delayed until the interrupt is handled. Because of this restriction interrupt
handlers need to be quite efficient so that other interrupts are not lost.
Sometimes an interrupt handler cannot complete all required work within the time
constraints. In this case, the interrupt handler schedules the work in a
bottom-half handler. A bottom-half handler is code that is executed by scheduler
the next time a system call is completed.
Logical File Systems:
It is possible to access physical devices through device special file. It is more common to access block devices through a logical file system. A logical file system can be mounted at a mount point in virtual file system. It means that the associated block device contains files and structure information that allow logical file system to access the device. At any one time, a physical device can only support one logical file system. However, the device can be reformatted to support a different logical file system.
When a file system is mounted as a subdirectory, all directories and files
available on the device are made visible as subdirectories of mount point. Users
of virtual file system do not need to be aware what logical file system is
implementing which parts of directory tree etc. This abstraction provides a
great deal of flexibility in the choice of physical devices and logical file
systems. It is one of the essential factors in success of Linux operating
Linux uses the concept of inodes to support virtual file system. It uses an
inode to represent a file on a block device. The inode is virtual in the sense
that it contains operations that are implemented differently depending on
logical system and physical system. The inode interface. makes all files appear
the same to other Linux subsystems. It is used as a storage location for all of
the information related to an open file on disk. It stores associated buffers,
total length of file in blocks and the mapping between file offsets and device
Most of the functionality of virtual file system is available in the form of
dynamically loaded modules. This dynamic configuration allows Linux users to
compile a kernel that is as small as possible, while still allowing it to load
required device driver and file system
modules if necessary during a single session. For example, a Linux system
might optionally have a printer attached to its parallel port. If printer driver
were always linked in to kernel, then memory would be wasted when the printer
isn't available.

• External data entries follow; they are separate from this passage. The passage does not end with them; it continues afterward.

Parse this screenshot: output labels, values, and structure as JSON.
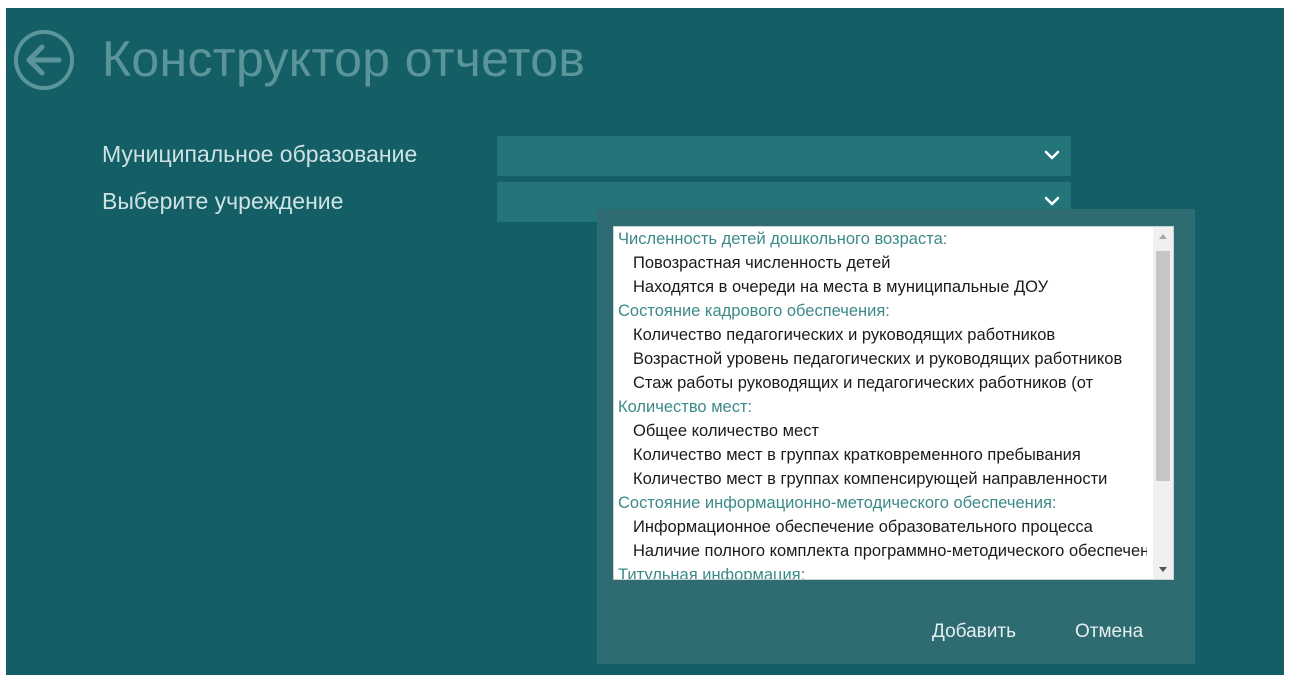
{
  "page": {
    "title": "Конструктор отчетов",
    "back_icon": "arrow-left-circle-icon"
  },
  "form": {
    "municipality_label": "Муниципальное образование",
    "municipality_value": "",
    "institution_label": "Выберите учреждение",
    "institution_value": ""
  },
  "dialog": {
    "list": [
      {
        "type": "category",
        "label": "Численность детей дошкольного возраста:"
      },
      {
        "type": "item",
        "label": "Повозрастная численность детей"
      },
      {
        "type": "item",
        "label": "Находятся в очереди на места в муниципальные ДОУ"
      },
      {
        "type": "category",
        "label": "Состояние кадрового обеспечения:"
      },
      {
        "type": "item",
        "label": "Количество педагогических и руководящих работников"
      },
      {
        "type": "item",
        "label": "Возрастной уровень педагогических и руководящих работников"
      },
      {
        "type": "item",
        "label": "Стаж работы руководящих и педагогических работников (от"
      },
      {
        "type": "category",
        "label": "Количество мест:"
      },
      {
        "type": "item",
        "label": "Общее количество мест"
      },
      {
        "type": "item",
        "label": "Количество мест в группах кратковременного пребывания"
      },
      {
        "type": "item",
        "label": "Количество мест в группах компенсирующей направленности"
      },
      {
        "type": "category",
        "label": "Состояние информационно-методического обеспечения:"
      },
      {
        "type": "item",
        "label": "Информационное обеспечение образовательного процесса"
      },
      {
        "type": "item",
        "label": "Наличие полного комплекта программно-методического обеспечения"
      },
      {
        "type": "category",
        "label": "Титульная информация:"
      }
    ],
    "add_label": "Добавить",
    "cancel_label": "Отмена"
  },
  "colors": {
    "background": "#135f65",
    "dialog": "#2f6c71",
    "select": "#23757a",
    "category_text": "#3c8a88"
  }
}
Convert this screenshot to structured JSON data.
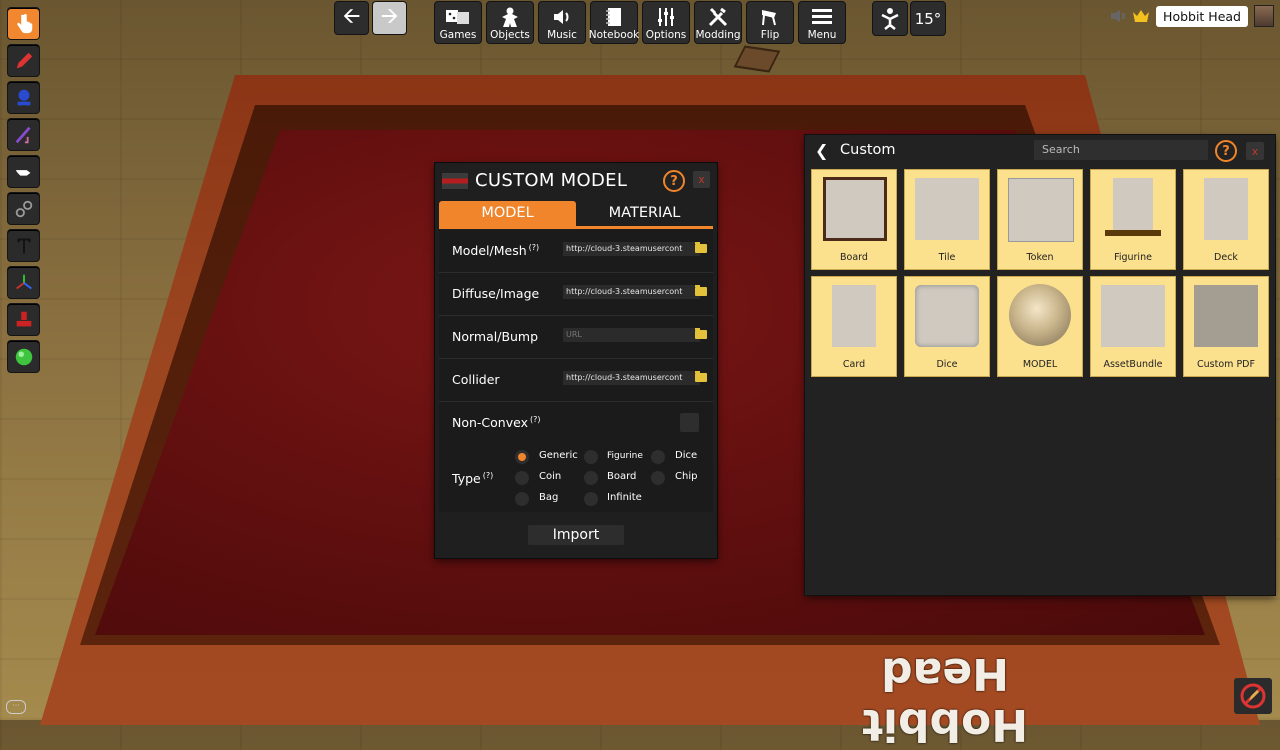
{
  "toolbar": {
    "games": "Games",
    "objects": "Objects",
    "music": "Music",
    "notebook": "Notebook",
    "options": "Options",
    "modding": "Modding",
    "flip": "Flip",
    "menu": "Menu",
    "rotation": "15°"
  },
  "player": {
    "name": "Hobbit Head"
  },
  "table": {
    "label": "Hobbit Head"
  },
  "dialog": {
    "title": "CUSTOM MODEL",
    "help": "?",
    "close": "x",
    "tabs": [
      "MODEL",
      "MATERIAL"
    ],
    "active_tab": "MODEL",
    "fields": [
      {
        "label": "Model/Mesh",
        "hint": "(?)",
        "value": "http://cloud-3.steamusercont"
      },
      {
        "label": "Diffuse/Image",
        "hint": "",
        "value": "http://cloud-3.steamusercont"
      },
      {
        "label": "Normal/Bump",
        "hint": "",
        "value": "",
        "placeholder": "URL"
      },
      {
        "label": "Collider",
        "hint": "",
        "value": "http://cloud-3.steamusercont"
      }
    ],
    "non_convex": {
      "label": "Non-Convex",
      "hint": "(?)",
      "checked": false
    },
    "type": {
      "label": "Type",
      "hint": "(?)",
      "options": [
        "Generic",
        "Figurine",
        "Dice",
        "Coin",
        "Board",
        "Chip",
        "Bag",
        "Infinite"
      ],
      "selected": "Generic"
    },
    "import_label": "Import"
  },
  "panel": {
    "title": "Custom",
    "search_placeholder": "Search",
    "help": "?",
    "close": "x",
    "items": [
      "Board",
      "Tile",
      "Token",
      "Figurine",
      "Deck",
      "Card",
      "Dice",
      "MODEL",
      "AssetBundle",
      "Custom PDF"
    ]
  },
  "colors": {
    "accent": "#f0852b",
    "panel_bg": "#222222",
    "tile_bg": "#fbe08e",
    "felt": "#5e0e0e"
  }
}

By making the printer driver be a loadable module, Linux allows
the user to load the driver if the hardware is available.
4. Data Structures:
The following data structures are architecturally relevant to the file
- super_block: Each logical file system has an associated superblock used to
represent it to the rest of Linux kernel. It contains information about the
entire mounted file system.
- inode: An inode is an in-memory data structure that represents all of the
information that the kernel needs to know about a file on disk. It stores all of
the information that the kernel needs to associate with a single file.
Accounting, buffering, and memory mapping information are all stored in the
- file: The file structure represents a file that is opened by a particular
process. All open files are stored in a doubly-linked list. The
file-descriptor used in POSIX style routines (open, read, write) is the index of
a particular open file in this linked list.
5. Subsystem Structure:
The file system depends on all other kernel subsystems and all other kernel
subsystems depend on the file subsystem. In particular, the network subsystem
depends on the file system because network sockets are presented to user
processes as file descriptors. The memory manager depends on file system to
support swapping. The IPC subsystem depends on file system to implement pipes
and FIFO's. The process scheduler depends on file system to load modules.
The file system uses the network interface to support NFS. It uses memory
manager to implement buffer cache and for a ramdisk device. It uses IPC
subsystem to help support modules and it uses process scheduler to put user
processes to sleep while hardware requests are completed.